Woody Allen would like to be Ingmar Bergman, but he’s really Buster Keaton. He’s a tragedian, trapped in a comic’s sensibility. No doubt he feels the situation is tragic, but every time he says that, audiences laugh.
Allen makes quirky movies which attempt to work out the tensions between his dual-sided nature. His most successful attempts were Annie Hall, Manhattan, and Hannah and Her Sisters, the latter a remake, believe it or not, of Anna Karenina, which shows just how seriously Allen would like to be taken?#34;if only he weren’t so damned funny.
One of his strongest efforts in some time is his current release, Melinda and Melinda, which tells two very different stories about the same character, using the same initial premise, framed by “Dinner with Wally.”
Wallace Shawn, who hit it big in the indie film My Dinner with Andre 25 years ago, reprises his role, more or less, as a dinner companion at a New York restaurant with a group of friends discussing the stark differences between tragic and comic views of life. To illustrate, one of the diners tosses out a story’s beginning (a mysterious woman comes to the door, interrupting a dinner party) and the two implied playwrights present (one dramatic, one comic) spin out the rest of the tale for the edification of the movie-going audience.
The two scenarios share only one character (played by Radha Mitchell) although they share a number of motifs and allusions, including Aladdin’s lamp. Mitchell’s performance in the “tragic” tale is a tour de force. In the comic version, she’s overshadowed by Will Ferrell, who plays one of the best “Woody surrogates” in some time.
Both stories are beautifully written. Allen has become a master of dialogue, and even following a year of strongly written films (e.g. Sideways and After Sunset) this one stands out.
The two stories intercut back and forth, so the tragedy never gets too depressing and the comedy never gets overly cloying. Some of the lines are classic Woody Allen. The married Ferrell at one point expresses to his friend his guilt over falling in love with Melinda: “I’m dreaming of kissing her one minute and the next I’m on trial at Nuremberg.”

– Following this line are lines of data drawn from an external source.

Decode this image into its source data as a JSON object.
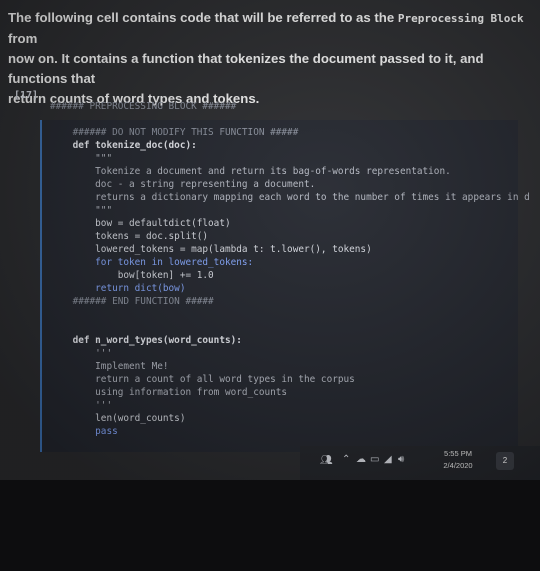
{
  "markdown": {
    "line1_pre": "The following cell contains code that will be referred to as the",
    "line1_code": "Preprocessing Block",
    "line1_post": "from",
    "line2": "now on. It contains a function that tokenizes the document passed to it, and functions that",
    "line3": "return counts of word types and tokens."
  },
  "cell": {
    "prompt": "[17]",
    "lines": [
      {
        "t": "###### PREPROCESSING BLOCK ######",
        "cls": "cmt"
      },
      {
        "t": "",
        "cls": ""
      },
      {
        "t": "    ###### DO NOT MODIFY THIS FUNCTION #####",
        "cls": "cmt"
      },
      {
        "t": "    def tokenize_doc(doc):",
        "cls": "fn"
      },
      {
        "t": "        \"\"\"",
        "cls": "str"
      },
      {
        "t": "        Tokenize a document and return its bag-of-words representation.",
        "cls": "str"
      },
      {
        "t": "        doc - a string representing a document.",
        "cls": "str"
      },
      {
        "t": "        returns a dictionary mapping each word to the number of times it appears in d",
        "cls": "str"
      },
      {
        "t": "        \"\"\"",
        "cls": "str"
      },
      {
        "t": "        bow = defaultdict(float)",
        "cls": ""
      },
      {
        "t": "        tokens = doc.split()",
        "cls": ""
      },
      {
        "t": "        lowered_tokens = map(lambda t: t.lower(), tokens)",
        "cls": ""
      },
      {
        "t": "        for token in lowered_tokens:",
        "cls": "kw"
      },
      {
        "t": "            bow[token] += 1.0",
        "cls": ""
      },
      {
        "t": "        return dict(bow)",
        "cls": "kw"
      },
      {
        "t": "    ###### END FUNCTION #####",
        "cls": "cmt"
      },
      {
        "t": "",
        "cls": ""
      },
      {
        "t": "",
        "cls": ""
      },
      {
        "t": "    def n_word_types(word_counts):",
        "cls": "fn"
      },
      {
        "t": "        '''",
        "cls": "str"
      },
      {
        "t": "        Implement Me!",
        "cls": "str"
      },
      {
        "t": "        return a count of all word types in the corpus",
        "cls": "str"
      },
      {
        "t": "        using information from word_counts",
        "cls": "str"
      },
      {
        "t": "        '''",
        "cls": "str"
      },
      {
        "t": "        len(word_counts)",
        "cls": ""
      },
      {
        "t": "        pass",
        "cls": "kw"
      }
    ]
  },
  "taskbar": {
    "tray_icons": [
      "people-icon",
      "chevron-up-icon",
      "cloud-icon",
      "battery-icon",
      "network-icon",
      "volume-icon"
    ],
    "time": "5:55 PM",
    "date": "2/4/2020",
    "notification_count": "2"
  }
}
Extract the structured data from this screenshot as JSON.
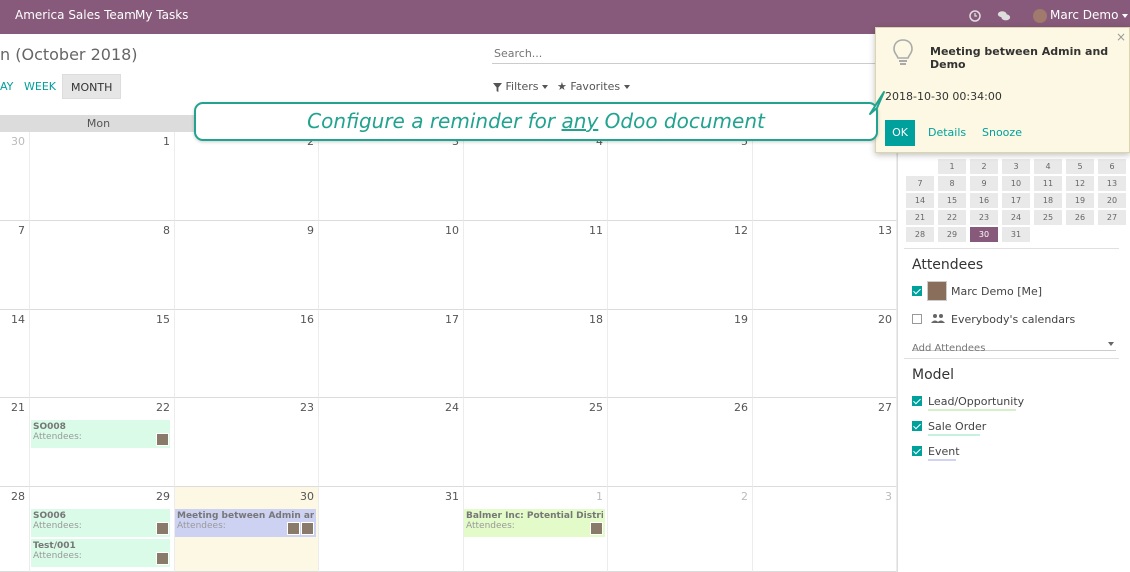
{
  "nav": {
    "menus": [
      "America Sales Team",
      "My Tasks"
    ],
    "user_name": "Marc Demo"
  },
  "control": {
    "title_partial": "n (October 2018)",
    "modes": [
      "AY",
      "WEEK",
      "MONTH"
    ],
    "active_mode": "MONTH",
    "search_placeholder": "Search...",
    "filters": "Filters",
    "favorites": "Favorites"
  },
  "calendar": {
    "day_header": "Mon",
    "rows": [
      [
        "30",
        "1",
        "2",
        "3",
        "4",
        "5",
        ""
      ],
      [
        "7",
        "8",
        "9",
        "10",
        "11",
        "12",
        "13"
      ],
      [
        "14",
        "15",
        "16",
        "17",
        "18",
        "19",
        "20"
      ],
      [
        "21",
        "22",
        "23",
        "24",
        "25",
        "26",
        "27"
      ],
      [
        "28",
        "29",
        "30",
        "31",
        "1",
        "2",
        "3"
      ]
    ],
    "events": {
      "so008": {
        "title": "SO008",
        "attendees": "Attendees:"
      },
      "so006": {
        "title": "SO006",
        "attendees": "Attendees:"
      },
      "test001": {
        "title": "Test/001",
        "attendees": "Attendees:"
      },
      "meeting": {
        "title": "Meeting between Admin and Der",
        "attendees": "Attendees:"
      },
      "balmer": {
        "title": "Balmer Inc: Potential Distributor",
        "attendees": "Attendees:"
      }
    }
  },
  "popover": {
    "title": "Meeting between Admin and Demo",
    "datetime": "2018-10-30 00:34:00",
    "ok": "OK",
    "details": "Details",
    "snooze": "Snooze",
    "close": "×"
  },
  "callout": {
    "before": "Configure a reminder for ",
    "emph": "any",
    "after": " Odoo document"
  },
  "sidebar": {
    "mini_days": [
      [
        "",
        "1",
        "2",
        "3",
        "4",
        "5",
        "6"
      ],
      [
        "7",
        "8",
        "9",
        "10",
        "11",
        "12",
        "13"
      ],
      [
        "14",
        "15",
        "16",
        "17",
        "18",
        "19",
        "20"
      ],
      [
        "21",
        "22",
        "23",
        "24",
        "25",
        "26",
        "27"
      ],
      [
        "28",
        "29",
        "30",
        "31",
        "",
        "",
        ""
      ]
    ],
    "attendees_title": "Attendees",
    "attendee_me": "Marc Demo [Me]",
    "everybody": "Everybody's calendars",
    "add_attendees_placeholder": "Add Attendees",
    "model_title": "Model",
    "models": [
      {
        "label": "Lead/Opportunity",
        "color": "#d8f0c8"
      },
      {
        "label": "Sale Order",
        "color": "#c8f0e0"
      },
      {
        "label": "Event",
        "color": "#d0d4f0"
      }
    ]
  },
  "colors": {
    "brand": "#875a7b",
    "accent": "#00a09d",
    "callout": "#21a38f",
    "event_green": "#d9fbe8",
    "event_blue": "#cdd2f3",
    "event_lime": "#e2fbc8",
    "today": "#fcf8e3"
  }
}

Allen’s films aren’t terribly deep, yet they’re always refreshingly honest (especially about sexual mores) and always artfully observed. The artifice of the exercise does allow for some overlap. There are laughs in the tragedy and insight in the comedy, though overall, Allen has always been better at observing the foibles of human nature than saying anything particularly profound about them.
But the contrast at least allows him to prove a point?#34;that he’s capable of writing a serious work that can move an audience, even while he’s alternately making them laugh.
May Allen’s deeply divided nature continue to produce such enjoyably creative efforts.
The ending, by the way, is the snappiest I’ve ever seen in a film.